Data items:
·····
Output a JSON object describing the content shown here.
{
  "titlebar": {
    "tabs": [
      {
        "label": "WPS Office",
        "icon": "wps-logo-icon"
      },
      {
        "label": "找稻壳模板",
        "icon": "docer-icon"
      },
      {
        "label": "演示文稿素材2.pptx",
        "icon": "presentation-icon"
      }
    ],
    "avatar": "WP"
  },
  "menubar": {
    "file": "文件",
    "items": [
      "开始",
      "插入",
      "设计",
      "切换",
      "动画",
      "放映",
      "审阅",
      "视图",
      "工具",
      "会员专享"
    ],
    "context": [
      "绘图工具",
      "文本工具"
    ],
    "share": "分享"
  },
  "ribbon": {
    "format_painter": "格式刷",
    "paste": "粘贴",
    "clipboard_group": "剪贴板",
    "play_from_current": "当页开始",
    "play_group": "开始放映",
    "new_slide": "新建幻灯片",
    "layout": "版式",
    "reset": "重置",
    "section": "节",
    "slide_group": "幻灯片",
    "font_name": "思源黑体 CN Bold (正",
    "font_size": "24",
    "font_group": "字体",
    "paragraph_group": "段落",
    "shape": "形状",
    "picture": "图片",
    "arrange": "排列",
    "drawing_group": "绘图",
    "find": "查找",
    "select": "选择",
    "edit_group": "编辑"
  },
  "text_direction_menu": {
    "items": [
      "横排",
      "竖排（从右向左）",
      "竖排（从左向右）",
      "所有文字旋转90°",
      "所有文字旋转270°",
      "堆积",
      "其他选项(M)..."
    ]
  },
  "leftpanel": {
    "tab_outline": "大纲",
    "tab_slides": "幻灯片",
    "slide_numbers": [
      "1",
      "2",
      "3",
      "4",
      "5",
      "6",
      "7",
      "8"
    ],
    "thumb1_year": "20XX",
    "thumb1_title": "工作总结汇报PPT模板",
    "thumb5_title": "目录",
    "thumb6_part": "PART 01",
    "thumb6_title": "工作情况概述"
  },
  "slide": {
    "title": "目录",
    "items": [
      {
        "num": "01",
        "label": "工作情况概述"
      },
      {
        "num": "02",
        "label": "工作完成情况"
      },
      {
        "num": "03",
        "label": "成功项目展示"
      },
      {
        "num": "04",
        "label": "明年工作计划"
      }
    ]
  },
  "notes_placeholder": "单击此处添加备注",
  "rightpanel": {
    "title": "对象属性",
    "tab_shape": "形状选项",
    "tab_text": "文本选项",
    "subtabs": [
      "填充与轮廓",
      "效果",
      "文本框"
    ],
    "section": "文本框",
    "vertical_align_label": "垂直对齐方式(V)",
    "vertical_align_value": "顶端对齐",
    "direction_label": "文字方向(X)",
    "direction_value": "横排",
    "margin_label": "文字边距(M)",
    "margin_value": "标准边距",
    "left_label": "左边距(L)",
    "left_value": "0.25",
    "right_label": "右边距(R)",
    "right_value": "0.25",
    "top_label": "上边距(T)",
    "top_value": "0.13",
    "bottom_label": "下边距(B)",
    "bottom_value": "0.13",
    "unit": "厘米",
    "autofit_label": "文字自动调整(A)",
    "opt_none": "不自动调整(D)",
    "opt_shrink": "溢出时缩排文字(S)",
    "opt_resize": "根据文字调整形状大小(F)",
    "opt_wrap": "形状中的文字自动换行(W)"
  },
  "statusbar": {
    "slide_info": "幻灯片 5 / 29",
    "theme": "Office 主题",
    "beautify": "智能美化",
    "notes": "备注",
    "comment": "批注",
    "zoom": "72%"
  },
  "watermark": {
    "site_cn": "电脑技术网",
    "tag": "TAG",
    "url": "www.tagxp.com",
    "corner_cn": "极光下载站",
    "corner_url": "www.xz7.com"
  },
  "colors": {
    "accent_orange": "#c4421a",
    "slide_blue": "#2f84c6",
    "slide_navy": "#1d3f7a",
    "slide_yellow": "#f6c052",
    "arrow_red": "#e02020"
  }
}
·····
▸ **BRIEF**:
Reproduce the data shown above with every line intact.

▸ **ANSWER**:
Output a JSON object describing the content shown here.
{
  "titlebar": {
    "tabs": [
      {
        "label": "WPS Office",
        "icon": "wps-logo-icon"
      },
      {
        "label": "找稻壳模板",
        "icon": "docer-icon"
      },
      {
        "label": "演示文稿素材2.pptx",
        "icon": "presentation-icon"
      }
    ],
    "avatar": "WP"
  },
  "menubar": {
    "file": "文件",
    "items": [
      "开始",
      "插入",
      "设计",
      "切换",
      "动画",
      "放映",
      "审阅",
      "视图",
      "工具",
      "会员专享"
    ],
    "context": [
      "绘图工具",
      "文本工具"
    ],
    "share": "分享"
  },
  "ribbon": {
    "format_painter": "格式刷",
    "paste": "粘贴",
    "clipboard_group": "剪贴板",
    "play_from_current": "当页开始",
    "play_group": "开始放映",
    "new_slide": "新建幻灯片",
    "layout": "版式",
    "reset": "重置",
    "section": "节",
    "slide_group": "幻灯片",
    "font_name": "思源黑体 CN Bold (正",
    "font_size": "24",
    "font_group": "字体",
    "paragraph_group": "段落",
    "shape": "形状",
    "picture": "图片",
    "arrange": "排列",
    "drawing_group": "绘图",
    "find": "查找",
    "select": "选择",
    "edit_group": "编辑"
  },
  "text_direction_menu": {
    "items": [
      "横排",
      "竖排（从右向左）",
      "竖排（从左向右）",
      "所有文字旋转90°",
      "所有文字旋转270°",
      "堆积",
      "其他选项(M)..."
    ]
  },
  "leftpanel": {
    "tab_outline": "大纲",
    "tab_slides": "幻灯片",
    "slide_numbers": [
      "1",
      "2",
      "3",
      "4",
      "5",
      "6",
      "7",
      "8"
    ],
    "thumb1_year": "20XX",
    "thumb1_title": "工作总结汇报PPT模板",
    "thumb5_title": "目录",
    "thumb6_part": "PART 01",
    "thumb6_title": "工作情况概述"
  },
  "slide": {
    "title": "目录",
    "items": [
      {
        "num": "01",
        "label": "工作情况概述"
      },
      {
        "num": "02",
        "label": "工作完成情况"
      },
      {
        "num": "03",
        "label": "成功项目展示"
      },
      {
        "num": "04",
        "label": "明年工作计划"
      }
    ]
  },
  "notes_placeholder": "单击此处添加备注",
  "rightpanel": {
    "title": "对象属性",
    "tab_shape": "形状选项",
    "tab_text": "文本选项",
    "subtabs": [
      "填充与轮廓",
      "效果",
      "文本框"
    ],
    "section": "文本框",
    "vertical_align_label": "垂直对齐方式(V)",
    "vertical_align_value": "顶端对齐",
    "direction_label": "文字方向(X)",
    "direction_value": "横排",
    "margin_label": "文字边距(M)",
    "margin_value": "标准边距",
    "left_label": "左边距(L)",
    "left_value": "0.25",
    "right_label": "右边距(R)",
    "right_value": "0.25",
    "top_label": "上边距(T)",
    "top_value": "0.13",
    "bottom_label": "下边距(B)",
    "bottom_value": "0.13",
    "unit": "厘米",
    "autofit_label": "文字自动调整(A)",
    "opt_none": "不自动调整(D)",
    "opt_shrink": "溢出时缩排文字(S)",
    "opt_resize": "根据文字调整形状大小(F)",
    "opt_wrap": "形状中的文字自动换行(W)"
  },
  "statusbar": {
    "slide_info": "幻灯片 5 / 29",
    "theme": "Office 主题",
    "beautify": "智能美化",
    "notes": "备注",
    "comment": "批注",
    "zoom": "72%"
  },
  "watermark": {
    "site_cn": "电脑技术网",
    "tag": "TAG",
    "url": "www.tagxp.com",
    "corner_cn": "极光下载站",
    "corner_url": "www.xz7.com"
  },
  "colors": {
    "accent_orange": "#c4421a",
    "slide_blue": "#2f84c6",
    "slide_navy": "#1d3f7a",
    "slide_yellow": "#f6c052",
    "arrow_red": "#e02020"
  }
}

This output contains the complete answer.